How many lines of the data hold the word "settings"? State the number and nothing else.

● Entries shown:
○ ○ ○
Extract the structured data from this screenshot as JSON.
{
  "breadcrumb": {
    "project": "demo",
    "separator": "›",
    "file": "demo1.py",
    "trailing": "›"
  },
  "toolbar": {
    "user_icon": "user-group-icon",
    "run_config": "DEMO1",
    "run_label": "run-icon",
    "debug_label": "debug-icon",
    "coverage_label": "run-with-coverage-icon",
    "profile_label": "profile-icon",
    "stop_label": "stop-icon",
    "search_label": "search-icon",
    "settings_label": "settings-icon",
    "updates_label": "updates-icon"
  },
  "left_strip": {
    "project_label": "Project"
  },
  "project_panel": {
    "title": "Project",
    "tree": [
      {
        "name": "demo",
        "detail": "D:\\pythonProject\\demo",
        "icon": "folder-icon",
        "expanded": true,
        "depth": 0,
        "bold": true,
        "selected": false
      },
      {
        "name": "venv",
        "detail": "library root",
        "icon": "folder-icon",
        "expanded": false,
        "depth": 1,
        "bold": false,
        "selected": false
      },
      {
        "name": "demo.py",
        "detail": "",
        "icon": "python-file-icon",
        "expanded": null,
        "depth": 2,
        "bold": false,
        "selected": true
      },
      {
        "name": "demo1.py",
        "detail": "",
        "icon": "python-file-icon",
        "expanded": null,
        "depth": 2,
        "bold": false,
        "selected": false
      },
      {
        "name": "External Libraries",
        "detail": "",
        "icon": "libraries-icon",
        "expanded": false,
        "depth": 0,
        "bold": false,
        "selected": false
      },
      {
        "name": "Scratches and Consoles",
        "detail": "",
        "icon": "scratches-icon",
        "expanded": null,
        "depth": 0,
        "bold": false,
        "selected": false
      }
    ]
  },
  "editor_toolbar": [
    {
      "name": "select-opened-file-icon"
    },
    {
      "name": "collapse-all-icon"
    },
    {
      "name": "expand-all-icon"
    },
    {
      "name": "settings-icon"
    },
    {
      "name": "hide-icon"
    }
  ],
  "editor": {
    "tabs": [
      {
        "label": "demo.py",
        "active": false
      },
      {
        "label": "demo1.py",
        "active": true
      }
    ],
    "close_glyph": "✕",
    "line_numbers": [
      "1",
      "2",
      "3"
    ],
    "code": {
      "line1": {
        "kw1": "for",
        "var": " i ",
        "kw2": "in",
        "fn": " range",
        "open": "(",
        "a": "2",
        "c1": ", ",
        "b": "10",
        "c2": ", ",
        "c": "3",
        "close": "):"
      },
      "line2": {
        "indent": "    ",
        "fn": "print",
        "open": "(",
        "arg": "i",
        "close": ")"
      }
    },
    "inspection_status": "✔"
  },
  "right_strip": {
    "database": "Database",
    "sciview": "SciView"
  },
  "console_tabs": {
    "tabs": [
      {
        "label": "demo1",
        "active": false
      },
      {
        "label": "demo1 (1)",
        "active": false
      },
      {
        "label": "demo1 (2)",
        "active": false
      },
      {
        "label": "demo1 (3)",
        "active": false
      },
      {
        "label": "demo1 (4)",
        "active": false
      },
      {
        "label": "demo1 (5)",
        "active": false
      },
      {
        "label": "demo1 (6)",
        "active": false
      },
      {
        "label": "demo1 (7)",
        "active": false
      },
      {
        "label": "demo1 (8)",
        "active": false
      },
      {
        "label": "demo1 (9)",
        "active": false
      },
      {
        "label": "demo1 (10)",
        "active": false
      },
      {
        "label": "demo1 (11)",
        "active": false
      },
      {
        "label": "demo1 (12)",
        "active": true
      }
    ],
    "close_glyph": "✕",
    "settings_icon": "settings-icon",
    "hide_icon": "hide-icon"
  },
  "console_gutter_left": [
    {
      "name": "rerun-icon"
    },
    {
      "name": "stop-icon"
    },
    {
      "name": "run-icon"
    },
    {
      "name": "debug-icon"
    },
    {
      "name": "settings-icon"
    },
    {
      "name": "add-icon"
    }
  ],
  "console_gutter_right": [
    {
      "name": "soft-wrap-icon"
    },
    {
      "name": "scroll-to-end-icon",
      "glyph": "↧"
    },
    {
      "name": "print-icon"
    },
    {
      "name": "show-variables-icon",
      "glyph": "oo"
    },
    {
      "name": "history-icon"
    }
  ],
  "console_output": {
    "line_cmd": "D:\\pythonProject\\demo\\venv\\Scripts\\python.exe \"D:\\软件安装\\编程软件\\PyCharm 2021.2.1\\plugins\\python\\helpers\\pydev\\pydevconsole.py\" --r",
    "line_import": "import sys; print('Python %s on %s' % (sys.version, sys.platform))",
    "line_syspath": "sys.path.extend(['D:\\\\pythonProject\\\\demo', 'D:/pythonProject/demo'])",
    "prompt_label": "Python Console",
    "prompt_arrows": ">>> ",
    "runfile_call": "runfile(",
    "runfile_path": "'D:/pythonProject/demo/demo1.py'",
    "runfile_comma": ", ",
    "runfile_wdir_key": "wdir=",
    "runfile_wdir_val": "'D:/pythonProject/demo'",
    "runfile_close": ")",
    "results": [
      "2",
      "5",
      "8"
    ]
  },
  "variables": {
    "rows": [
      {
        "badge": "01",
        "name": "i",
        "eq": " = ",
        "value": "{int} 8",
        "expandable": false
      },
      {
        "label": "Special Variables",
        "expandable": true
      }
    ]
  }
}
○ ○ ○
● Result: 4